However, the new ‘all-weather’ solar cell is still on a proof-of-concept stage. The primary challenge for the researchers is the relatively low concentrations of salt ions in rainwater compared to the salt solutions prepared in the lab, making it difficult for the panel to produce large quantities of electricity.

These newly designed solar panels could provide a boost to solar cell technology which currently only works when there is ample sunlight. In regions where climate is dominated by clouds and rain, an all-weather solar panel could provide a clean form of energy that is not possible with existing technology.


Scientists Use Solar Power to Produce Hydrogen from Biomass

By: Anmar Frangoul

RapidEye | iStock | Getty Images

Scientists at the University of Cambridge have developed a technique that uses solar power to produce clean hydrogen from biomass.

In a news release on Tuesday the university said that up until now lignocellulose – the main component of plant biomass – had only been converted into hydrogen via a gasification process that uses high temperatures to “decompose it fully.”
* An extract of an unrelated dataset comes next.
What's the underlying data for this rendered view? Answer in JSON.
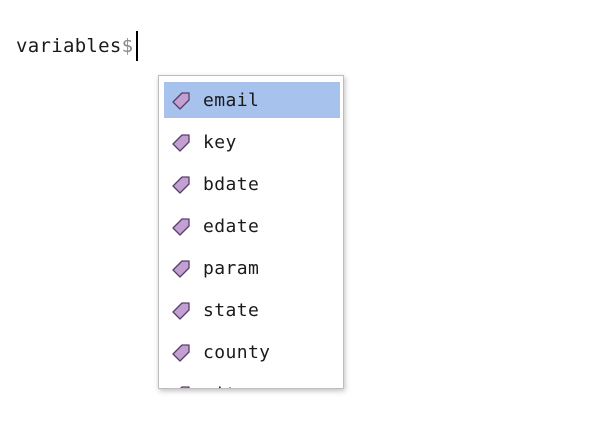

The university said that the new technique involved the addition of catalytic nanoparticles to alkaline water containing biomass.

The solution is put in front of a lab based light mimicking solar light, and was described as being “ideal” for absorbing the light and turning the biomass into gaseous hydrogen.

“There’s a lot of chemical energy stored in raw biomass, but it’s unrefined, so you can’t expect it to work in complicated machinery, such as a car engine,” David Wakerley, from the University of Cambridge’s Department of Chemistry, said in a statement.

“Our system is able to convert the long, messy structures that make up biomass into hydrogen gas, which is much more useful,” Wakerley added.

“We have specifically designed a combination of catalyst and solution that allows this transformation to occur using sunlight as a source of energy. With this in place we can simply add organic matter to the system and then, provided it’s a sunny day, produce hydrogen fuel.”

Different types of biomass, including wood and leaves, were used, and did not need to be processed prior to the experiments, the university said.

“Our sunlight-powered technology is exciting as it enables the production of clean hydrogen from unprocessed biomass under ambient conditions,” Erwin Reisner, head of the Christian Doppler Laboratory for Sustainable SynGas Chemistry, where the technology was developed, said.

“We see it as a new and viable alternative to high temperature gasification and other renewable means of hydrogen production,” Reisner added, before going on to say that a range of potential commercial options were being explored.